> Records shown:
···
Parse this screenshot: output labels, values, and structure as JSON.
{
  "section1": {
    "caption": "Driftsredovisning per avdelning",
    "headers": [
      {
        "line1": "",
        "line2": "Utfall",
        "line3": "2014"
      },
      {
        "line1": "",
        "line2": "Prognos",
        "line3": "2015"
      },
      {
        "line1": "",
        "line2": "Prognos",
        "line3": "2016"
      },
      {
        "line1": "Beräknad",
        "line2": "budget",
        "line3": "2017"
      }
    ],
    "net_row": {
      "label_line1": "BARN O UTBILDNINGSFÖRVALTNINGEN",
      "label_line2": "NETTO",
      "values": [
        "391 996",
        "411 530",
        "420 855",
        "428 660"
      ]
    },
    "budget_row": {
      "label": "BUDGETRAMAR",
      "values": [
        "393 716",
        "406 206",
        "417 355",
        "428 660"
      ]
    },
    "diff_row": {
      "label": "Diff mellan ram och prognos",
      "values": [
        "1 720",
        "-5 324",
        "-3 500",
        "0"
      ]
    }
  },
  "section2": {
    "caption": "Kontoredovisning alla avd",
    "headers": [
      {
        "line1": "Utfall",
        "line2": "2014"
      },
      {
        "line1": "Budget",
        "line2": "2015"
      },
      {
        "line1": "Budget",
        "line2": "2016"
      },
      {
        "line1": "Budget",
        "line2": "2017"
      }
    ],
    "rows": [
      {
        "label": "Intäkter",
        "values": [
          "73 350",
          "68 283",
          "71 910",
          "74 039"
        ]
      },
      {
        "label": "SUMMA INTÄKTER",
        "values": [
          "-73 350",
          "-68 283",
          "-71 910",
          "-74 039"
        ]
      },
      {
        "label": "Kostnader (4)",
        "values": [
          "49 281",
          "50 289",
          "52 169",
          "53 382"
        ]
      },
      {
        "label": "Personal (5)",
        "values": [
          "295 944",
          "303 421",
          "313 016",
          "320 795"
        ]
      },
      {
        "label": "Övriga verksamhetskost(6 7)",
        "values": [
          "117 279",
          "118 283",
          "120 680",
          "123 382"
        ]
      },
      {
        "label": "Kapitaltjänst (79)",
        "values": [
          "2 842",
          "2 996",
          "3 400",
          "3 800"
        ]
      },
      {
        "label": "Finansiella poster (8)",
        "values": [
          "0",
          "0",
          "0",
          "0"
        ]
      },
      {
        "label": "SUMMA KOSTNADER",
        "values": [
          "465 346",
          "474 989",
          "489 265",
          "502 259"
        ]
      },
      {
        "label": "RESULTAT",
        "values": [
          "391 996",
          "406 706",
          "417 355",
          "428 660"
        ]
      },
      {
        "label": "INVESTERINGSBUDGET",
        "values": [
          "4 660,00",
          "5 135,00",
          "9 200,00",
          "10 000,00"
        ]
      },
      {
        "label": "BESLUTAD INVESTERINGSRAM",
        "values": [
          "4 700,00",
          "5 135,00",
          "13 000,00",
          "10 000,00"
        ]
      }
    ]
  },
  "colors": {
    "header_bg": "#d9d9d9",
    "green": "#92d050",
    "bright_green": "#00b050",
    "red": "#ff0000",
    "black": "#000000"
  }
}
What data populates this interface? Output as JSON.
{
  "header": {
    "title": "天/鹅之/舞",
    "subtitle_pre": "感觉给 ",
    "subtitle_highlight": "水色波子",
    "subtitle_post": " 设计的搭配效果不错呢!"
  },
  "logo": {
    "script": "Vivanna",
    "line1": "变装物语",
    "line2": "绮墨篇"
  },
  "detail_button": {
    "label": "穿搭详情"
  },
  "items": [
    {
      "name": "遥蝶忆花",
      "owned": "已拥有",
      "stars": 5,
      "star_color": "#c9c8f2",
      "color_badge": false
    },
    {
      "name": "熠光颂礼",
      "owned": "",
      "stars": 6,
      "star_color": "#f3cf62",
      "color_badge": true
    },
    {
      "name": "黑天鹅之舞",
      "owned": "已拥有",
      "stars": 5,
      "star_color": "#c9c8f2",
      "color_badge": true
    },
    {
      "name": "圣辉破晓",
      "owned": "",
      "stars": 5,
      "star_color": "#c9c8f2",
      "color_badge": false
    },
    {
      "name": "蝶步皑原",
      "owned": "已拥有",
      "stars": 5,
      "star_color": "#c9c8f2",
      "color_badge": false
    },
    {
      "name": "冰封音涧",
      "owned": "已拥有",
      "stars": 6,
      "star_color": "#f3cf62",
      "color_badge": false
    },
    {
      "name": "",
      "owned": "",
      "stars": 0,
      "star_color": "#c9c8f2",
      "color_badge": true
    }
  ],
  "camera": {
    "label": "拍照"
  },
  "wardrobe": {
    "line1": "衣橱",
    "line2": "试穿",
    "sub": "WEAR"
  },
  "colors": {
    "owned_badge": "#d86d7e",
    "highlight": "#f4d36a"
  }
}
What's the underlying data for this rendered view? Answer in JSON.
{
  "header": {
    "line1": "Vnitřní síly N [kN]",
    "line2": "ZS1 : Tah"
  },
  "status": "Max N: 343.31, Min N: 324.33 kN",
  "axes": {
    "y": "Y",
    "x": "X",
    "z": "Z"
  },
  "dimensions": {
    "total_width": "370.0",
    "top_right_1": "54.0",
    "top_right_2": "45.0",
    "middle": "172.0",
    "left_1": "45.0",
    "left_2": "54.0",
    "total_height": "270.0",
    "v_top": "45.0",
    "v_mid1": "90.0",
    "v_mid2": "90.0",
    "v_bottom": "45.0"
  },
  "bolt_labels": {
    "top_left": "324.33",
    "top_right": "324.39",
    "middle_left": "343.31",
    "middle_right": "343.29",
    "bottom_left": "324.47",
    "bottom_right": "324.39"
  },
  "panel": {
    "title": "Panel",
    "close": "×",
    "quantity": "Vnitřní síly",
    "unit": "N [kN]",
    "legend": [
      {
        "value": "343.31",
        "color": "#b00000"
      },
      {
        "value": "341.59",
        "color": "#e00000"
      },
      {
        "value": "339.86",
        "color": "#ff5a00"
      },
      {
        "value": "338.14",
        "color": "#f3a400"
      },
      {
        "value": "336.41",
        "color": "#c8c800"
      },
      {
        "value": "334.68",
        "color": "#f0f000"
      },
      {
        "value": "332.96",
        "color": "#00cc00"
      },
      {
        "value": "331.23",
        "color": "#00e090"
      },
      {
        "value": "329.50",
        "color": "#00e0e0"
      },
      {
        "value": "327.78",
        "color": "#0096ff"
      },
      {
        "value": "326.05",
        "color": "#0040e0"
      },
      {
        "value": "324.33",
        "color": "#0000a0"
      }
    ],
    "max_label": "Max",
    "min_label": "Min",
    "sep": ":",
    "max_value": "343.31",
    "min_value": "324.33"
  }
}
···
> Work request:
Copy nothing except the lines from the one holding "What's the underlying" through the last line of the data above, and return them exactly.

> Solved exercise:
What's the underlying data for this rendered view? Answer in JSON.
{
  "header": {
    "line1": "Vnitřní síly N [kN]",
    "line2": "ZS1 : Tah"
  },
  "status": "Max N: 343.31, Min N: 324.33 kN",
  "axes": {
    "y": "Y",
    "x": "X",
    "z": "Z"
  },
  "dimensions": {
    "total_width": "370.0",
    "top_right_1": "54.0",
    "top_right_2": "45.0",
    "middle": "172.0",
    "left_1": "45.0",
    "left_2": "54.0",
    "total_height": "270.0",
    "v_top": "45.0",
    "v_mid1": "90.0",
    "v_mid2": "90.0",
    "v_bottom": "45.0"
  },
  "bolt_labels": {
    "top_left": "324.33",
    "top_right": "324.39",
    "middle_left": "343.31",
    "middle_right": "343.29",
    "bottom_left": "324.47",
    "bottom_right": "324.39"
  },
  "panel": {
    "title": "Panel",
    "close": "×",
    "quantity": "Vnitřní síly",
    "unit": "N [kN]",
    "legend": [
      {
        "value": "343.31",
        "color": "#b00000"
      },
      {
        "value": "341.59",
        "color": "#e00000"
      },
      {
        "value": "339.86",
        "color": "#ff5a00"
      },
      {
        "value": "338.14",
        "color": "#f3a400"
      },
      {
        "value": "336.41",
        "color": "#c8c800"
      },
      {
        "value": "334.68",
        "color": "#f0f000"
      },
      {
        "value": "332.96",
        "color": "#00cc00"
      },
      {
        "value": "331.23",
        "color": "#00e090"
      },
      {
        "value": "329.50",
        "color": "#00e0e0"
      },
      {
        "value": "327.78",
        "color": "#0096ff"
      },
      {
        "value": "326.05",
        "color": "#0040e0"
      },
      {
        "value": "324.33",
        "color": "#0000a0"
      }
    ],
    "max_label": "Max",
    "min_label": "Min",
    "sep": ":",
    "max_value": "343.31",
    "min_value": "324.33"
  }
}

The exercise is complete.